Admen upstaged by Bollywood
Admen today seem to have a yen for cinema, unlike their predecessors.Updated: Feb 18, 2006 18:42 IST
Theatre, for Mumbai’s ad fraternity has always been a way of life. However, of late, it is Bollywood films that they are making a beeline for.
“Advertisement, theatre and films are all mediums of communication,” says Bharat Dabholkar, who successfully juggles the three creative pursuits. Preparing for the staging of the English version of one his much acclaimed Marathi plays, Just Another Rape, Dabholkar says theatre gives him a “tremendous high” but films and advertising too have their challenges and excitement. He is doing a cameo role in Hitlist and Corporate. In the latter, another ad guru Prahlad Kakkar is tipped to play himself.
Some admen see films as a natural progression of their creative pursuit, others as following their heart. And if the recent successes of Rang De Basanti and Parineeta are taken into account, they seem to be doing it with aplomb. The latest Aamir Khan-starrer had at least three men with an ad background involved with it — director Rakeysh Mehra, Prasoon Joshi, who penned its crisp dialogues and intense lyrics, and storywriter Kamlesh Pandey.
With Parineeta, Pradeep Sarkar made an impressive foray into Bollywood, after 17 years in advertising. Making movies has been his “ultimate aim”. Though he still dabbles in ads and music videos — he recently wrapped up picturisation of Euphoria’s new album Mehfooz — it is films that remain his “obsession”.
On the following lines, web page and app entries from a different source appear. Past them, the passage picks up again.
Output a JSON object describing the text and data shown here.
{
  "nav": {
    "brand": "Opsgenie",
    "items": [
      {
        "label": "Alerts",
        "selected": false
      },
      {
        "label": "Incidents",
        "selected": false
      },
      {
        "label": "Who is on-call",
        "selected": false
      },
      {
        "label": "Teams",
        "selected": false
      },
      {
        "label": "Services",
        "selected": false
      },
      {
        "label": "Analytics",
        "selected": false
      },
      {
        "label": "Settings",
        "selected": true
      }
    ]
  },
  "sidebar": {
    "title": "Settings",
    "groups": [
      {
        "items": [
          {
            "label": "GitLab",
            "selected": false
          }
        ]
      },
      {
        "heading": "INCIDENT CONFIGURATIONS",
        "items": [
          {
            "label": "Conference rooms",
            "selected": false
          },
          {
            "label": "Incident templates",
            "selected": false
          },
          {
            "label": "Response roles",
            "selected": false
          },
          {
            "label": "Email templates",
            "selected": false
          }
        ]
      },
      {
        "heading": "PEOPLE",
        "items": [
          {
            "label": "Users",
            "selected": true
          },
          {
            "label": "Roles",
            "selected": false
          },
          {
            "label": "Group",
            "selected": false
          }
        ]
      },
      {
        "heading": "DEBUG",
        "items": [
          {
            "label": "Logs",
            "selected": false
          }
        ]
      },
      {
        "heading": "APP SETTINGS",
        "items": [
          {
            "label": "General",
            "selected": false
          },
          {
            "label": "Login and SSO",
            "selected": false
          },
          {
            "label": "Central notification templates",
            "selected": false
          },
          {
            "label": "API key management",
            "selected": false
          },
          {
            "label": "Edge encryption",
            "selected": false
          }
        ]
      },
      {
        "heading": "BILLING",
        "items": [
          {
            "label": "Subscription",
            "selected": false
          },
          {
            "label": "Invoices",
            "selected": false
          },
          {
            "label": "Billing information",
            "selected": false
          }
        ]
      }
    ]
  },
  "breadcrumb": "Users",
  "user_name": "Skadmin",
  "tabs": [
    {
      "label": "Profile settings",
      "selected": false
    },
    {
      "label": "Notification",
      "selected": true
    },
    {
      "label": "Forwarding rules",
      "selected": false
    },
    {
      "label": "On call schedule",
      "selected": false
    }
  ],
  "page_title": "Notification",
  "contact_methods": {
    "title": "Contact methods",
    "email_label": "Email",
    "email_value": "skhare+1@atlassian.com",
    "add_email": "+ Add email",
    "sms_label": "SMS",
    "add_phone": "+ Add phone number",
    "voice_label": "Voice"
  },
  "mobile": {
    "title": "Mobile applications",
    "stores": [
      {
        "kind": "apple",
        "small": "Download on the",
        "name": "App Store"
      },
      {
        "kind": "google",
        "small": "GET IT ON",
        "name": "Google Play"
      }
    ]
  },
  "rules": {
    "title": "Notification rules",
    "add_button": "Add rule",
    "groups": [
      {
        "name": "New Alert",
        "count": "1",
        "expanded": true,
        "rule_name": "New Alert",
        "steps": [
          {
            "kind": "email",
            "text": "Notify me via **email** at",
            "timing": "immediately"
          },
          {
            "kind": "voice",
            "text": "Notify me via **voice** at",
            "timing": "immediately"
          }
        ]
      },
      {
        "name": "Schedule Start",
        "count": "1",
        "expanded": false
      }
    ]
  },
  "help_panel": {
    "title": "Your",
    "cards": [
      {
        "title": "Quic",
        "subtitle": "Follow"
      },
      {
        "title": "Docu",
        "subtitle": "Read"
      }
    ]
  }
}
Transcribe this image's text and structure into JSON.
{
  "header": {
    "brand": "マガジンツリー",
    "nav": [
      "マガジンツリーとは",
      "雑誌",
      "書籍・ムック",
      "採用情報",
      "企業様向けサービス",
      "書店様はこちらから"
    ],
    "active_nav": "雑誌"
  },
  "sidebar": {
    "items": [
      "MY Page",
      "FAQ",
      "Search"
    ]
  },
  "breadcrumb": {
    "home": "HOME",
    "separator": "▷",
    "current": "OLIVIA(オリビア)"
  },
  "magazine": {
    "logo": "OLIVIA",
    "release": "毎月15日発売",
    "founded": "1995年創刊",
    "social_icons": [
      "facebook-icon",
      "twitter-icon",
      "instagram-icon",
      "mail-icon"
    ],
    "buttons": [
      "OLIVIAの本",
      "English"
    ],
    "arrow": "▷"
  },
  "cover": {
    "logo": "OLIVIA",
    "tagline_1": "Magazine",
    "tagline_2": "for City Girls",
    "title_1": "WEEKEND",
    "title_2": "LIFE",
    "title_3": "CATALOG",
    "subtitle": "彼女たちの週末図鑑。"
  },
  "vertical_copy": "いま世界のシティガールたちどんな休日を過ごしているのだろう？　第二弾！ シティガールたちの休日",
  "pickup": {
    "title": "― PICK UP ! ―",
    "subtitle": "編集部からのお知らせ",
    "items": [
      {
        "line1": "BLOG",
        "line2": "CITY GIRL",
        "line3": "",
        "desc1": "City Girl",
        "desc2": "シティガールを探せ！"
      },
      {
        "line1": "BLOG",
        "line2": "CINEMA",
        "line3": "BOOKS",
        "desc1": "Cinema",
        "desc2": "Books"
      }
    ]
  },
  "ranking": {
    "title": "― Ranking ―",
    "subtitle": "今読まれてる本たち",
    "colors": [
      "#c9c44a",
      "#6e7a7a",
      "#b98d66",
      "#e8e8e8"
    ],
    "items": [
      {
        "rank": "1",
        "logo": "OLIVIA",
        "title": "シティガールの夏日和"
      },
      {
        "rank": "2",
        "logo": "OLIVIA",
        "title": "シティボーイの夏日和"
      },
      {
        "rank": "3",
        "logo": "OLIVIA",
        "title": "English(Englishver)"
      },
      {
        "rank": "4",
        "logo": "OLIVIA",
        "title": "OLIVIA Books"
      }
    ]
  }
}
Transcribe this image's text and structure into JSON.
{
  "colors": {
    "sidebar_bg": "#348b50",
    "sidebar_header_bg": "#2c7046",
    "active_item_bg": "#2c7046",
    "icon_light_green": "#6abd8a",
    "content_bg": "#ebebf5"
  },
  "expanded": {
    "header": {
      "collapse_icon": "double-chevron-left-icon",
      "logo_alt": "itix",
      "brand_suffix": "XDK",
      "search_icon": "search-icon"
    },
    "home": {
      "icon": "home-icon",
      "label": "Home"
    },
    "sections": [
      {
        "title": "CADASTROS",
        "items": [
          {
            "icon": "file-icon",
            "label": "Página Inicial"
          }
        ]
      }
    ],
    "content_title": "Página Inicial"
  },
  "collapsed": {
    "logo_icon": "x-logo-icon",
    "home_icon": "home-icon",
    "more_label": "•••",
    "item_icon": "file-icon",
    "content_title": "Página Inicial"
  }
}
For Joshi, who has three poetry books under his belt, films provide a refreshing break. “Films provide a challenge of a different kind. Besides, there is a poet inside me who needs expression,” says the regional creative director of McCannErickson (South and South East Asia). As for theatre, he has not given it a shot till now, but is not averse to the idea. “Theatre needs a lot more involvement.”